Given data
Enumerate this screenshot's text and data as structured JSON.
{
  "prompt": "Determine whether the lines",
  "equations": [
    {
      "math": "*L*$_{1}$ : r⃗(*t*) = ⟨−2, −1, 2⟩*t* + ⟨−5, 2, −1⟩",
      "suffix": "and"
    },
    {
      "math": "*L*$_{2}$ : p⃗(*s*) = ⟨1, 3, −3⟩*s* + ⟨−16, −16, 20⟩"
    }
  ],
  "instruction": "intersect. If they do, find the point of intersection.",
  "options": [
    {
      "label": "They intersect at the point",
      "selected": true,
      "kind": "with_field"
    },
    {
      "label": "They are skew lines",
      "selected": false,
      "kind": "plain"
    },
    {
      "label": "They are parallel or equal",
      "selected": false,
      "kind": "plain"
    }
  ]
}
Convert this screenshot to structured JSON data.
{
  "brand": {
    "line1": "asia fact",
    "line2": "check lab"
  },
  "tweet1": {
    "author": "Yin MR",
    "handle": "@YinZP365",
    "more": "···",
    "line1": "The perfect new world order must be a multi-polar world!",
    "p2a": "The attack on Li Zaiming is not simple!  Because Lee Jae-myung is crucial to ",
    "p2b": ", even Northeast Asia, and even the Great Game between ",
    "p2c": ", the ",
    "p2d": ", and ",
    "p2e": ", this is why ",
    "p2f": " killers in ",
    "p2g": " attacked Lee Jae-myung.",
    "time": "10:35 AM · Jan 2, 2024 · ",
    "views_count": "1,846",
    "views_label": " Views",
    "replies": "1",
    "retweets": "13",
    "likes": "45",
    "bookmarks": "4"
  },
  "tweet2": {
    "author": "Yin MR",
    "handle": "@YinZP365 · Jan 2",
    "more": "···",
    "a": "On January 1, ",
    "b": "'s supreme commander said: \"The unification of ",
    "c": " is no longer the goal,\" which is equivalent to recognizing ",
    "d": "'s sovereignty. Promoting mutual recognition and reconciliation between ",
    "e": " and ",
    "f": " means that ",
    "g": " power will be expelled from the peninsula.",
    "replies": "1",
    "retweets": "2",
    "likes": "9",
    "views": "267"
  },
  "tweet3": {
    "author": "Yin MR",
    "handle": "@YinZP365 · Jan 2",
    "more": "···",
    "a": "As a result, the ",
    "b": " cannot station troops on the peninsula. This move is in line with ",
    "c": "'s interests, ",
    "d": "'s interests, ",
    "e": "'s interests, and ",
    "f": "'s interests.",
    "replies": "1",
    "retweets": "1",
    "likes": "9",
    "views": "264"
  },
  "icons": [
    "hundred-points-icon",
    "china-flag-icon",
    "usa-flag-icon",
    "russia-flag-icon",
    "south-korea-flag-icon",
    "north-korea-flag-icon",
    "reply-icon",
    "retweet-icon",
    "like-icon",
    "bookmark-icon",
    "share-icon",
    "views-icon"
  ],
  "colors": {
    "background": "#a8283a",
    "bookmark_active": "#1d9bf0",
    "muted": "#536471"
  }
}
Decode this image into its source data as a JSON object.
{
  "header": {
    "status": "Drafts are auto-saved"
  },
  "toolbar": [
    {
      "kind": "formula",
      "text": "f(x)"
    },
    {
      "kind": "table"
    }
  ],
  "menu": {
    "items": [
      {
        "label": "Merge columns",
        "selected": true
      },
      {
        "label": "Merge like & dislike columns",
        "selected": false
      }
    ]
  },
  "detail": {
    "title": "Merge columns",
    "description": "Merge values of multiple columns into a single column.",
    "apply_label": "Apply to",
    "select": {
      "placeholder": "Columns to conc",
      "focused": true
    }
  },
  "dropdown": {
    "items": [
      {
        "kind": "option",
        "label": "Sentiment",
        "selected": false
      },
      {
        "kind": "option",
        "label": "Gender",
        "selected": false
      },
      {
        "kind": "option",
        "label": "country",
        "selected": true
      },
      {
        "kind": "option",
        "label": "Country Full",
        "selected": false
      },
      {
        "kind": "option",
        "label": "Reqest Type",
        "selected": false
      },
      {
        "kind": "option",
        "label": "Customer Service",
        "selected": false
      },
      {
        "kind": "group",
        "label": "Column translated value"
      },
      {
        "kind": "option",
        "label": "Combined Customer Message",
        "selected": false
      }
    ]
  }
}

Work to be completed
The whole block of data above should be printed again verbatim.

Reply to the task
Enumerate this screenshot's text and data as structured JSON.
{
  "prompt": "Determine whether the lines",
  "equations": [
    {
      "math": "*L*$_{1}$ : r⃗(*t*) = ⟨−2, −1, 2⟩*t* + ⟨−5, 2, −1⟩",
      "suffix": "and"
    },
    {
      "math": "*L*$_{2}$ : p⃗(*s*) = ⟨1, 3, −3⟩*s* + ⟨−16, −16, 20⟩"
    }
  ],
  "instruction": "intersect. If they do, find the point of intersection.",
  "options": [
    {
      "label": "They intersect at the point",
      "selected": true,
      "kind": "with_field"
    },
    {
      "label": "They are skew lines",
      "selected": false,
      "kind": "plain"
    },
    {
      "label": "They are parallel or equal",
      "selected": false,
      "kind": "plain"
    }
  ]
}
Convert this screenshot to structured JSON data.
{
  "brand": {
    "line1": "asia fact",
    "line2": "check lab"
  },
  "tweet1": {
    "author": "Yin MR",
    "handle": "@YinZP365",
    "more": "···",
    "line1": "The perfect new world order must be a multi-polar world!",
    "p2a": "The attack on Li Zaiming is not simple!  Because Lee Jae-myung is crucial to ",
    "p2b": ", even Northeast Asia, and even the Great Game between ",
    "p2c": ", the ",
    "p2d": ", and ",
    "p2e": ", this is why ",
    "p2f": " killers in ",
    "p2g": " attacked Lee Jae-myung.",
    "time": "10:35 AM · Jan 2, 2024 · ",
    "views_count": "1,846",
    "views_label": " Views",
    "replies": "1",
    "retweets": "13",
    "likes": "45",
    "bookmarks": "4"
  },
  "tweet2": {
    "author": "Yin MR",
    "handle": "@YinZP365 · Jan 2",
    "more": "···",
    "a": "On January 1, ",
    "b": "'s supreme commander said: \"The unification of ",
    "c": " is no longer the goal,\" which is equivalent to recognizing ",
    "d": "'s sovereignty. Promoting mutual recognition and reconciliation between ",
    "e": " and ",
    "f": " means that ",
    "g": " power will be expelled from the peninsula.",
    "replies": "1",
    "retweets": "2",
    "likes": "9",
    "views": "267"
  },
  "tweet3": {
    "author": "Yin MR",
    "handle": "@YinZP365 · Jan 2",
    "more": "···",
    "a": "As a result, the ",
    "b": " cannot station troops on the peninsula. This move is in line with ",
    "c": "'s interests, ",
    "d": "'s interests, ",
    "e": "'s interests, and ",
    "f": "'s interests.",
    "replies": "1",
    "retweets": "1",
    "likes": "9",
    "views": "264"
  },
  "icons": [
    "hundred-points-icon",
    "china-flag-icon",
    "usa-flag-icon",
    "russia-flag-icon",
    "south-korea-flag-icon",
    "north-korea-flag-icon",
    "reply-icon",
    "retweet-icon",
    "like-icon",
    "bookmark-icon",
    "share-icon",
    "views-icon"
  ],
  "colors": {
    "background": "#a8283a",
    "bookmark_active": "#1d9bf0",
    "muted": "#536471"
  }
}
Decode this image into its source data as a JSON object.
{
  "header": {
    "status": "Drafts are auto-saved"
  },
  "toolbar": [
    {
      "kind": "formula",
      "text": "f(x)"
    },
    {
      "kind": "table"
    }
  ],
  "menu": {
    "items": [
      {
        "label": "Merge columns",
        "selected": true
      },
      {
        "label": "Merge like & dislike columns",
        "selected": false
      }
    ]
  },
  "detail": {
    "title": "Merge columns",
    "description": "Merge values of multiple columns into a single column.",
    "apply_label": "Apply to",
    "select": {
      "placeholder": "Columns to conc",
      "focused": true
    }
  },
  "dropdown": {
    "items": [
      {
        "kind": "option",
        "label": "Sentiment",
        "selected": false
      },
      {
        "kind": "option",
        "label": "Gender",
        "selected": false
      },
      {
        "kind": "option",
        "label": "country",
        "selected": true
      },
      {
        "kind": "option",
        "label": "Country Full",
        "selected": false
      },
      {
        "kind": "option",
        "label": "Reqest Type",
        "selected": false
      },
      {
        "kind": "option",
        "label": "Customer Service",
        "selected": false
      },
      {
        "kind": "group",
        "label": "Column translated value"
      },
      {
        "kind": "option",
        "label": "Combined Customer Message",
        "selected": false
      }
    ]
  }
}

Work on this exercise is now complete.